The main benefit is that you have no out-of-pocket costs. As a result, if the rates drop in the future, you could refinance again even for a small drop in rates. So if you refinanced on the zero-point/zero-fee loan to get a rate of 8.75% and if the rates drop 1/2%, you can refinance again to 8.25%. On the other hand, if you refinanced by paying 1 point and got a rate of 8.25%, it may not make sense to refinance again. Now, if the rates drop another 1/2%, a zero-point/zero-fee loan can drop your rate to 7.75%, whereas if you paid points, you may have to do a break-even analysis to decide if refinancing will save you money.
The zero-point/zero-fee loan eliminates the need to do a break-even analysis since there is no up-front expense that needs to be recovered. It also is a great way to take advantage of falling rates.
Some consumers have used zero-point/zero-fee loans on adjustable loans to refinance their adjustables every year and pay a very low teaser rate.
What are the disadvantages of a zero-point/zero-fee loan?

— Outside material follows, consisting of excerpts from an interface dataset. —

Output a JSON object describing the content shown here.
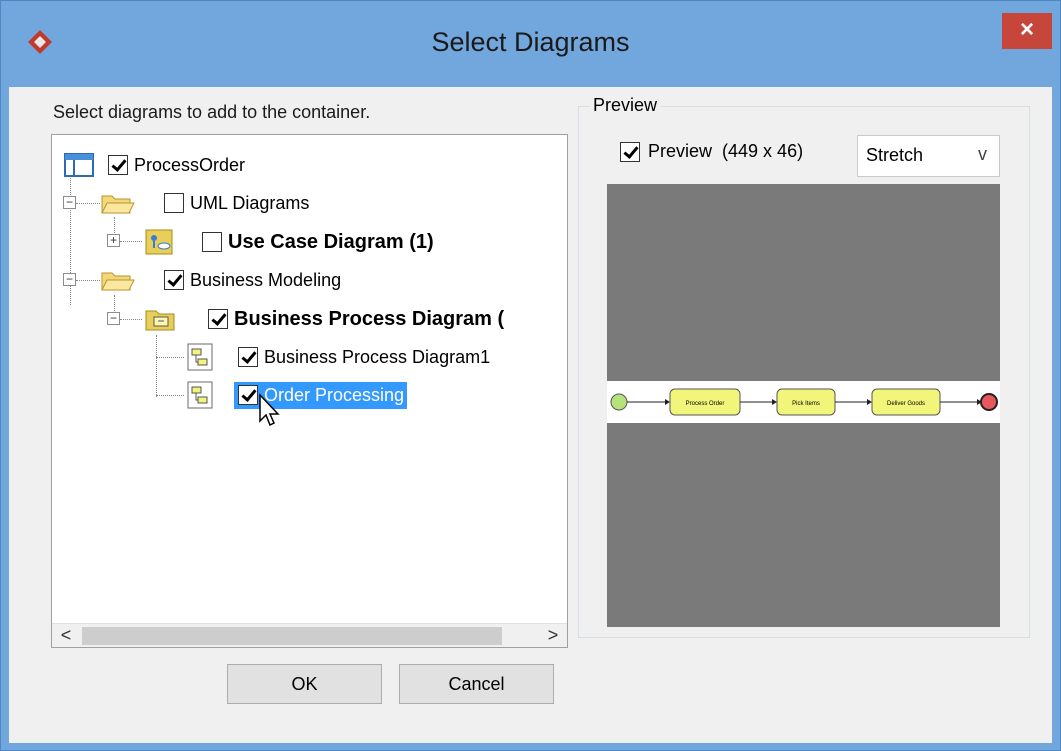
{
  "window": {
    "title": "Select Diagrams",
    "close_glyph": "×",
    "app_icon": "vp-diamond-icon"
  },
  "instruction": "Select diagrams to add to the container.",
  "tree": {
    "nodes": [
      {
        "label": "ProcessOrder",
        "checked": true,
        "icon": "project-icon",
        "bold": false
      },
      {
        "label": "UML Diagrams",
        "checked": false,
        "icon": "folder-open-icon",
        "bold": false
      },
      {
        "label": "Use Case Diagram (1)",
        "checked": false,
        "icon": "use-case-diagram-icon",
        "bold": true
      },
      {
        "label": "Business Modeling",
        "checked": true,
        "icon": "folder-open-icon",
        "bold": false
      },
      {
        "label": "Business Process Diagram (",
        "checked": true,
        "icon": "bpd-folder-icon",
        "bold": true
      },
      {
        "label": "Business Process Diagram1",
        "checked": true,
        "icon": "bpd-diagram-icon",
        "bold": false
      },
      {
        "label": "Order Processing",
        "checked": true,
        "icon": "bpd-diagram-icon",
        "bold": false,
        "selected": true
      }
    ],
    "expander_minus": "−",
    "expander_plus": "+",
    "scroll_left": "<",
    "scroll_right": ">"
  },
  "buttons": {
    "ok": "OK",
    "cancel": "Cancel"
  },
  "preview_group": {
    "title": "Preview",
    "checkbox_label": "Preview",
    "checked": true,
    "size": "(449 x 46)",
    "scale_mode": "Stretch",
    "dropdown_glyph": "v",
    "diagram": {
      "tasks": [
        "Process Order",
        "Pick Items",
        "Deliver Goods"
      ],
      "start_color": "#b7e27b",
      "end_color": "#e8585b",
      "task_color": "#f1f57a"
    }
  },
  "colors": {
    "title_bar": "#72a7dd",
    "close_button": "#c7463b",
    "selection": "#3399ff",
    "preview_background": "#7a7a7a"
  }
}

The main disadvantage is that you are paying a higher rate than you would be paying if you had paid points and closing costs. If you keep the loan for long enough, you will pay more––since you have higher mortgage payments. In the scenario where you plan to stay in the house for more than 5 years, and if rates never drop for you to refinance, you could wind up paying more money. If, on the other hand, you plan to stay at a property for just 2-3 years, there really is no disadvantage of a zero-point/zero-fee loan.
Whose money is it?
Since you are being paid "cash" up-front in exchange for a higher rate, it really is your own money that will be paid in the future through higher payments. Investors who fund these loans hope that you will keep the loans for long enough to recoup their up-front investment. If you refinance the loans early, both the servicer and the investor could lose money.
To summarize, zero-point/zero-fee loans in many cases are good deals. Make sure, however, that the lender pays for your closing costs from rebate points and NOT by increasing your loan amount. So if your old loan amount was $150,000, your new loan amount should also be $150,000. You may have to come up with some money at closing for recurring costs (taxes, insurance, and interest), but you would have to pay for these whether you refinanced or not.
Zero-point/zero-fee loans are especially attractive when rates are declining or when you plan to sell your house in less than 2-3 years.
Zero-point/zero-fee loans may not be around forever. Lenders have discussed adding a pre-payment penalty to such loans, however few lenders have taken steps to implement such a measure.